## WORK ITEM:
Write the data out again exactly, dropping any images it holds.

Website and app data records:
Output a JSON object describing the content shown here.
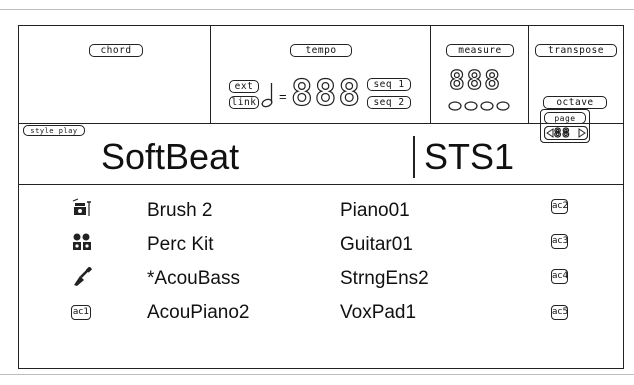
{
  "display": {
    "chord": {
      "label": "chord"
    },
    "tempo": {
      "label": "tempo",
      "ext": "ext",
      "link": "link",
      "seq1": "seq 1",
      "seq2": "seq 2",
      "digits": "888"
    },
    "measure": {
      "label": "measure",
      "digits": "888"
    },
    "transpose": {
      "label": "transpose",
      "octave": "octave"
    },
    "style_play": {
      "badge": "style play",
      "name": "SoftBeat",
      "code": "STS1"
    },
    "page": {
      "label": "page",
      "digits": "88"
    }
  },
  "tracks": [
    {
      "icon": "drum-kit-icon",
      "lower": "Brush 2",
      "upper": "Piano01",
      "ac": "ac2"
    },
    {
      "icon": "percussion-icon",
      "lower": "Perc Kit",
      "upper": "Guitar01",
      "ac": "ac3"
    },
    {
      "icon": "bass-guitar-icon",
      "lower": "*AcouBass",
      "upper": "StrngEns2",
      "ac": "ac4"
    },
    {
      "icon": "ac1-badge",
      "lower": "AcouPiano2",
      "upper": "VoxPad1",
      "ac": "ac5",
      "left_badge": "ac1"
    }
  ]
}
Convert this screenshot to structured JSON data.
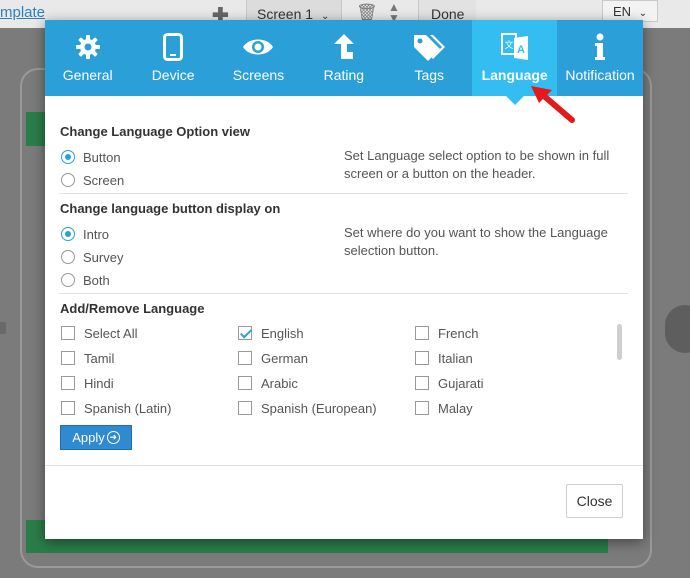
{
  "background": {
    "template_link": "mplate",
    "screen_select": "Screen 1",
    "done_label": "Done",
    "lang_select": "EN"
  },
  "tabs": [
    {
      "label": "General",
      "icon": "gear-icon"
    },
    {
      "label": "Device",
      "icon": "tablet-icon"
    },
    {
      "label": "Screens",
      "icon": "eye-icon"
    },
    {
      "label": "Rating",
      "icon": "arrow-up-icon"
    },
    {
      "label": "Tags",
      "icon": "tags-icon"
    },
    {
      "label": "Language",
      "icon": "translate-icon",
      "active": true
    },
    {
      "label": "Notification",
      "icon": "info-icon"
    }
  ],
  "option_view": {
    "title": "Change Language Option view",
    "options": [
      {
        "label": "Button",
        "checked": true
      },
      {
        "label": "Screen",
        "checked": false
      }
    ],
    "description": "Set Language select option to be shown in full screen or a button on the header."
  },
  "button_display": {
    "title": "Change language button display on",
    "options": [
      {
        "label": "Intro",
        "checked": true
      },
      {
        "label": "Survey",
        "checked": false
      },
      {
        "label": "Both",
        "checked": false
      }
    ],
    "description": "Set where do you want to show the Language selection button."
  },
  "languages": {
    "title": "Add/Remove Language",
    "items": [
      {
        "label": "Select All",
        "checked": false
      },
      {
        "label": "English",
        "checked": true
      },
      {
        "label": "French",
        "checked": false
      },
      {
        "label": "Tamil",
        "checked": false
      },
      {
        "label": "German",
        "checked": false
      },
      {
        "label": "Italian",
        "checked": false
      },
      {
        "label": "Hindi",
        "checked": false
      },
      {
        "label": "Arabic",
        "checked": false
      },
      {
        "label": "Gujarati",
        "checked": false
      },
      {
        "label": "Spanish (Latin)",
        "checked": false
      },
      {
        "label": "Spanish (European)",
        "checked": false
      },
      {
        "label": "Malay",
        "checked": false
      }
    ],
    "apply_label": "Apply"
  },
  "footer": {
    "close_label": "Close"
  },
  "colors": {
    "tab_bar": "#2a9fd8",
    "tab_active": "#34bdf0",
    "accent": "#2a9fd8",
    "apply_button": "#2f8ad0",
    "annotation_arrow": "#e3191c"
  }
}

## SOLUTION TO THE EXERCISE:
Output a JSON object describing the content shown here.
{
  "display": {
    "chord": {
      "label": "chord"
    },
    "tempo": {
      "label": "tempo",
      "ext": "ext",
      "link": "link",
      "seq1": "seq 1",
      "seq2": "seq 2",
      "digits": "888"
    },
    "measure": {
      "label": "measure",
      "digits": "888"
    },
    "transpose": {
      "label": "transpose",
      "octave": "octave"
    },
    "style_play": {
      "badge": "style play",
      "name": "SoftBeat",
      "code": "STS1"
    },
    "page": {
      "label": "page",
      "digits": "88"
    }
  },
  "tracks": [
    {
      "icon": "drum-kit-icon",
      "lower": "Brush 2",
      "upper": "Piano01",
      "ac": "ac2"
    },
    {
      "icon": "percussion-icon",
      "lower": "Perc Kit",
      "upper": "Guitar01",
      "ac": "ac3"
    },
    {
      "icon": "bass-guitar-icon",
      "lower": "*AcouBass",
      "upper": "StrngEns2",
      "ac": "ac4"
    },
    {
      "icon": "ac1-badge",
      "lower": "AcouPiano2",
      "upper": "VoxPad1",
      "ac": "ac5",
      "left_badge": "ac1"
    }
  ]
}
Convert this screenshot to structured JSON data.
{
  "background": {
    "template_link": "mplate",
    "screen_select": "Screen 1",
    "done_label": "Done",
    "lang_select": "EN"
  },
  "tabs": [
    {
      "label": "General",
      "icon": "gear-icon"
    },
    {
      "label": "Device",
      "icon": "tablet-icon"
    },
    {
      "label": "Screens",
      "icon": "eye-icon"
    },
    {
      "label": "Rating",
      "icon": "arrow-up-icon"
    },
    {
      "label": "Tags",
      "icon": "tags-icon"
    },
    {
      "label": "Language",
      "icon": "translate-icon",
      "active": true
    },
    {
      "label": "Notification",
      "icon": "info-icon"
    }
  ],
  "option_view": {
    "title": "Change Language Option view",
    "options": [
      {
        "label": "Button",
        "checked": true
      },
      {
        "label": "Screen",
        "checked": false
      }
    ],
    "description": "Set Language select option to be shown in full screen or a button on the header."
  },
  "button_display": {
    "title": "Change language button display on",
    "options": [
      {
        "label": "Intro",
        "checked": true
      },
      {
        "label": "Survey",
        "checked": false
      },
      {
        "label": "Both",
        "checked": false
      }
    ],
    "description": "Set where do you want to show the Language selection button."
  },
  "languages": {
    "title": "Add/Remove Language",
    "items": [
      {
        "label": "Select All",
        "checked": false
      },
      {
        "label": "English",
        "checked": true
      },
      {
        "label": "French",
        "checked": false
      },
      {
        "label": "Tamil",
        "checked": false
      },
      {
        "label": "German",
        "checked": false
      },
      {
        "label": "Italian",
        "checked": false
      },
      {
        "label": "Hindi",
        "checked": false
      },
      {
        "label": "Arabic",
        "checked": false
      },
      {
        "label": "Gujarati",
        "checked": false
      },
      {
        "label": "Spanish (Latin)",
        "checked": false
      },
      {
        "label": "Spanish (European)",
        "checked": false
      },
      {
        "label": "Malay",
        "checked": false
      }
    ],
    "apply_label": "Apply"
  },
  "footer": {
    "close_label": "Close"
  },
  "colors": {
    "tab_bar": "#2a9fd8",
    "tab_active": "#34bdf0",
    "accent": "#2a9fd8",
    "apply_button": "#2f8ad0",
    "annotation_arrow": "#e3191c"
  }
}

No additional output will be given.